== Aim of the exercise ==
Reproduce the following data exactly, minus any images.

== Record excerpts ==
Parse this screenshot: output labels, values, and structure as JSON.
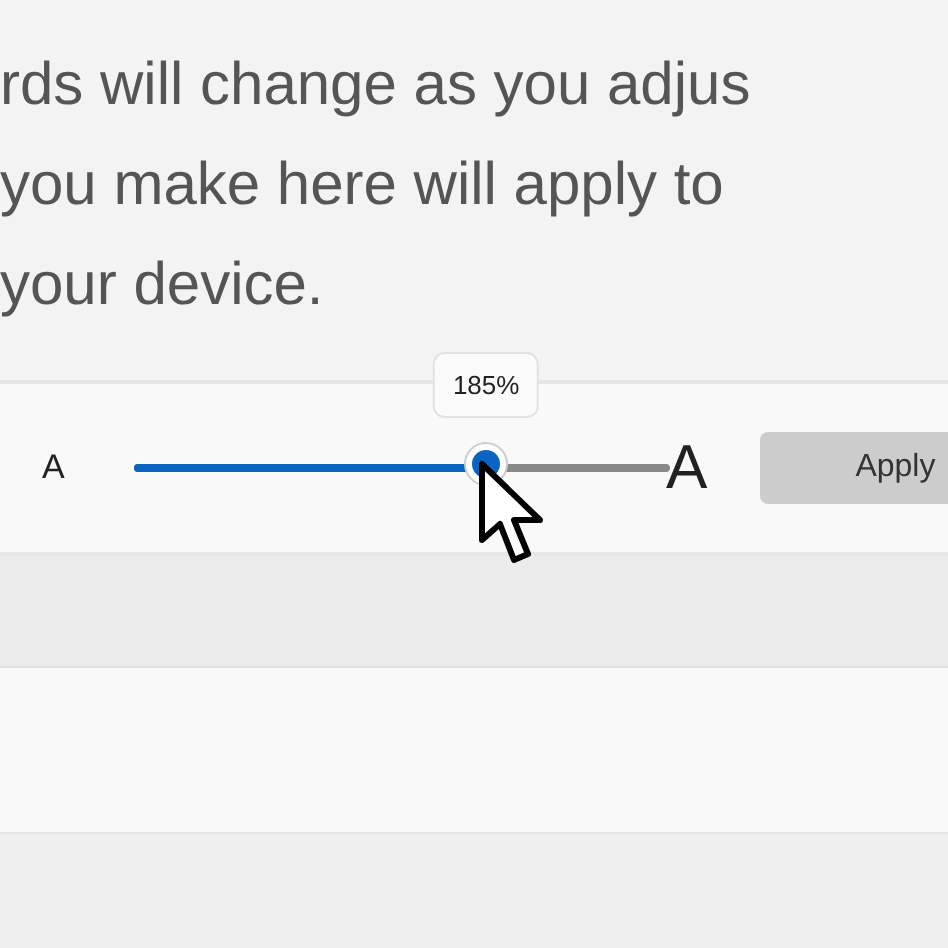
{
  "description_lines": [
    "rds will change as you adjus",
    "you make here will apply to",
    "your device."
  ],
  "text_size": {
    "small_label": "A",
    "large_label": "A",
    "level": 0.657,
    "tooltip": "185%",
    "apply_button": "Apply"
  }
}
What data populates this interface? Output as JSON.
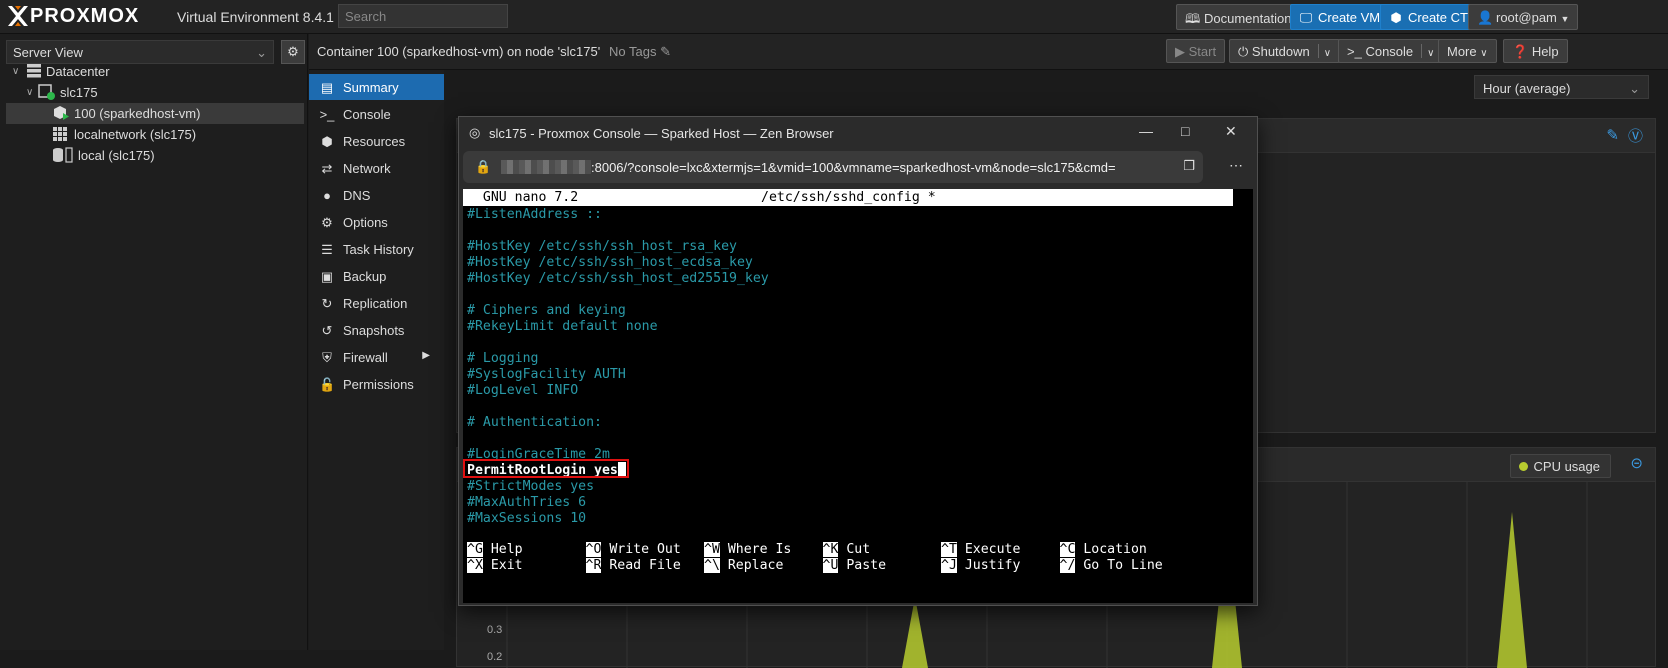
{
  "topbar": {
    "brand": "PROXMOX",
    "version": "Virtual Environment 8.4.1",
    "search_placeholder": "Search",
    "documentation": "Documentation",
    "create_vm": "Create VM",
    "create_ct": "Create CT",
    "user": "root@pam"
  },
  "sidebar": {
    "view_select": "Server View",
    "tree": [
      {
        "label": "Datacenter"
      },
      {
        "label": "slc175"
      },
      {
        "label": "100 (sparkedhost-vm)"
      },
      {
        "label": "localnetwork (slc175)"
      },
      {
        "label": "local (slc175)"
      }
    ]
  },
  "content_header": {
    "title": "Container 100 (sparkedhost-vm) on node 'slc175'",
    "tags": "No Tags",
    "start": "Start",
    "shutdown": "Shutdown",
    "console": "Console",
    "more": "More",
    "help": "Help"
  },
  "nav": {
    "items": [
      {
        "label": "Summary"
      },
      {
        "label": "Console"
      },
      {
        "label": "Resources"
      },
      {
        "label": "Network"
      },
      {
        "label": "DNS"
      },
      {
        "label": "Options"
      },
      {
        "label": "Task History"
      },
      {
        "label": "Backup"
      },
      {
        "label": "Replication"
      },
      {
        "label": "Snapshots"
      },
      {
        "label": "Firewall"
      },
      {
        "label": "Permissions"
      }
    ]
  },
  "main": {
    "timeframe": "Hour (average)",
    "cpu_legend": "CPU usage",
    "y_ticks": [
      "0.3",
      "0.2"
    ]
  },
  "browser": {
    "title": "slc175 - Proxmox Console — Sparked Host — Zen Browser",
    "url": ":8006/?console=lxc&xtermjs=1&vmid=100&vmname=sparkedhost-vm&node=slc175&cmd="
  },
  "terminal": {
    "header_left": "  GNU nano 7.2",
    "header_center": "/etc/ssh/sshd_config *",
    "lines": [
      "#ListenAddress ::",
      "",
      "#HostKey /etc/ssh/ssh_host_rsa_key",
      "#HostKey /etc/ssh/ssh_host_ecdsa_key",
      "#HostKey /etc/ssh/ssh_host_ed25519_key",
      "",
      "# Ciphers and keying",
      "#RekeyLimit default none",
      "",
      "# Logging",
      "#SyslogFacility AUTH",
      "#LogLevel INFO",
      "",
      "# Authentication:",
      "",
      "#LoginGraceTime 2m",
      "PermitRootLogin yes",
      "#StrictModes yes",
      "#MaxAuthTries 6",
      "#MaxSessions 10"
    ],
    "shortcuts_row1": [
      {
        "key": "^G",
        "label": "Help"
      },
      {
        "key": "^O",
        "label": "Write Out"
      },
      {
        "key": "^W",
        "label": "Where Is"
      },
      {
        "key": "^K",
        "label": "Cut"
      },
      {
        "key": "^T",
        "label": "Execute"
      },
      {
        "key": "^C",
        "label": "Location"
      }
    ],
    "shortcuts_row2": [
      {
        "key": "^X",
        "label": "Exit"
      },
      {
        "key": "^R",
        "label": "Read File"
      },
      {
        "key": "^\\",
        "label": "Replace"
      },
      {
        "key": "^U",
        "label": "Paste"
      },
      {
        "key": "^J",
        "label": "Justify"
      },
      {
        "key": "^/",
        "label": "Go To Line"
      }
    ]
  },
  "colors": {
    "accent": "#1d6bb0",
    "cpu_series": "#b7cc2f",
    "highlight": "#e01010",
    "terminal_comment": "#2a9aa8"
  }
}
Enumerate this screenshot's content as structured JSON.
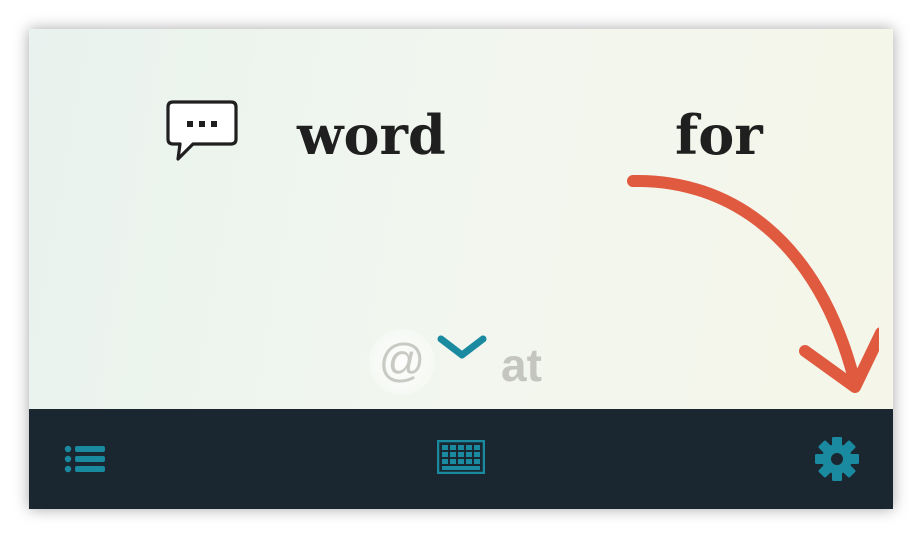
{
  "words": {
    "first": "word",
    "second": "for"
  },
  "suggestions": {
    "symbol": "@",
    "next_word": "at"
  },
  "colors": {
    "accent_teal": "#1a8aa0",
    "toolbar_bg": "#1b2730",
    "arrow_orange": "#e05a3f",
    "word_text": "#1f1f1f"
  },
  "icons": {
    "chat": "speech-bubble-icon",
    "chevron": "chevron-down-icon",
    "list": "list-icon",
    "keyboard": "keyboard-icon",
    "settings": "gear-icon",
    "annotation": "curved-arrow-icon"
  }
}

== Task output ==
Parse this screenshot: output labels, values, and structure as JSON.
{
  "description_lines": [
    "rds will change as you adjus",
    "you make here will apply to",
    "your device."
  ],
  "text_size": {
    "small_label": "A",
    "large_label": "A",
    "level": 0.657,
    "tooltip": "185%",
    "apply_button": "Apply"
  }
}
What data populates this interface? Output as JSON.
{
  "topbar": {
    "brand": "PROXMOX",
    "version": "Virtual Environment 8.4.1",
    "search_placeholder": "Search",
    "documentation": "Documentation",
    "create_vm": "Create VM",
    "create_ct": "Create CT",
    "user": "root@pam"
  },
  "sidebar": {
    "view_select": "Server View",
    "tree": [
      {
        "label": "Datacenter"
      },
      {
        "label": "slc175"
      },
      {
        "label": "100 (sparkedhost-vm)"
      },
      {
        "label": "localnetwork (slc175)"
      },
      {
        "label": "local (slc175)"
      }
    ]
  },
  "content_header": {
    "title": "Container 100 (sparkedhost-vm) on node 'slc175'",
    "tags": "No Tags",
    "start": "Start",
    "shutdown": "Shutdown",
    "console": "Console",
    "more": "More",
    "help": "Help"
  },
  "nav": {
    "items": [
      {
        "label": "Summary"
      },
      {
        "label": "Console"
      },
      {
        "label": "Resources"
      },
      {
        "label": "Network"
      },
      {
        "label": "DNS"
      },
      {
        "label": "Options"
      },
      {
        "label": "Task History"
      },
      {
        "label": "Backup"
      },
      {
        "label": "Replication"
      },
      {
        "label": "Snapshots"
      },
      {
        "label": "Firewall"
      },
      {
        "label": "Permissions"
      }
    ]
  },
  "main": {
    "timeframe": "Hour (average)",
    "cpu_legend": "CPU usage",
    "y_ticks": [
      "0.3",
      "0.2"
    ]
  },
  "browser": {
    "title": "slc175 - Proxmox Console — Sparked Host — Zen Browser",
    "url": ":8006/?console=lxc&xtermjs=1&vmid=100&vmname=sparkedhost-vm&node=slc175&cmd="
  },
  "terminal": {
    "header_left": "  GNU nano 7.2",
    "header_center": "/etc/ssh/sshd_config *",
    "lines": [
      "#ListenAddress ::",
      "",
      "#HostKey /etc/ssh/ssh_host_rsa_key",
      "#HostKey /etc/ssh/ssh_host_ecdsa_key",
      "#HostKey /etc/ssh/ssh_host_ed25519_key",
      "",
      "# Ciphers and keying",
      "#RekeyLimit default none",
      "",
      "# Logging",
      "#SyslogFacility AUTH",
      "#LogLevel INFO",
      "",
      "# Authentication:",
      "",
      "#LoginGraceTime 2m",
      "PermitRootLogin yes",
      "#StrictModes yes",
      "#MaxAuthTries 6",
      "#MaxSessions 10"
    ],
    "shortcuts_row1": [
      {
        "key": "^G",
        "label": "Help"
      },
      {
        "key": "^O",
        "label": "Write Out"
      },
      {
        "key": "^W",
        "label": "Where Is"
      },
      {
        "key": "^K",
        "label": "Cut"
      },
      {
        "key": "^T",
        "label": "Execute"
      },
      {
        "key": "^C",
        "label": "Location"
      }
    ],
    "shortcuts_row2": [
      {
        "key": "^X",
        "label": "Exit"
      },
      {
        "key": "^R",
        "label": "Read File"
      },
      {
        "key": "^\\",
        "label": "Replace"
      },
      {
        "key": "^U",
        "label": "Paste"
      },
      {
        "key": "^J",
        "label": "Justify"
      },
      {
        "key": "^/",
        "label": "Go To Line"
      }
    ]
  },
  "colors": {
    "accent": "#1d6bb0",
    "cpu_series": "#b7cc2f",
    "highlight": "#e01010",
    "terminal_comment": "#2a9aa8"
  }
}
Enumerate this screenshot's content as structured JSON.
{
  "words": {
    "first": "word",
    "second": "for"
  },
  "suggestions": {
    "symbol": "@",
    "next_word": "at"
  },
  "colors": {
    "accent_teal": "#1a8aa0",
    "toolbar_bg": "#1b2730",
    "arrow_orange": "#e05a3f",
    "word_text": "#1f1f1f"
  },
  "icons": {
    "chat": "speech-bubble-icon",
    "chevron": "chevron-down-icon",
    "list": "list-icon",
    "keyboard": "keyboard-icon",
    "settings": "gear-icon",
    "annotation": "curved-arrow-icon"
  }
}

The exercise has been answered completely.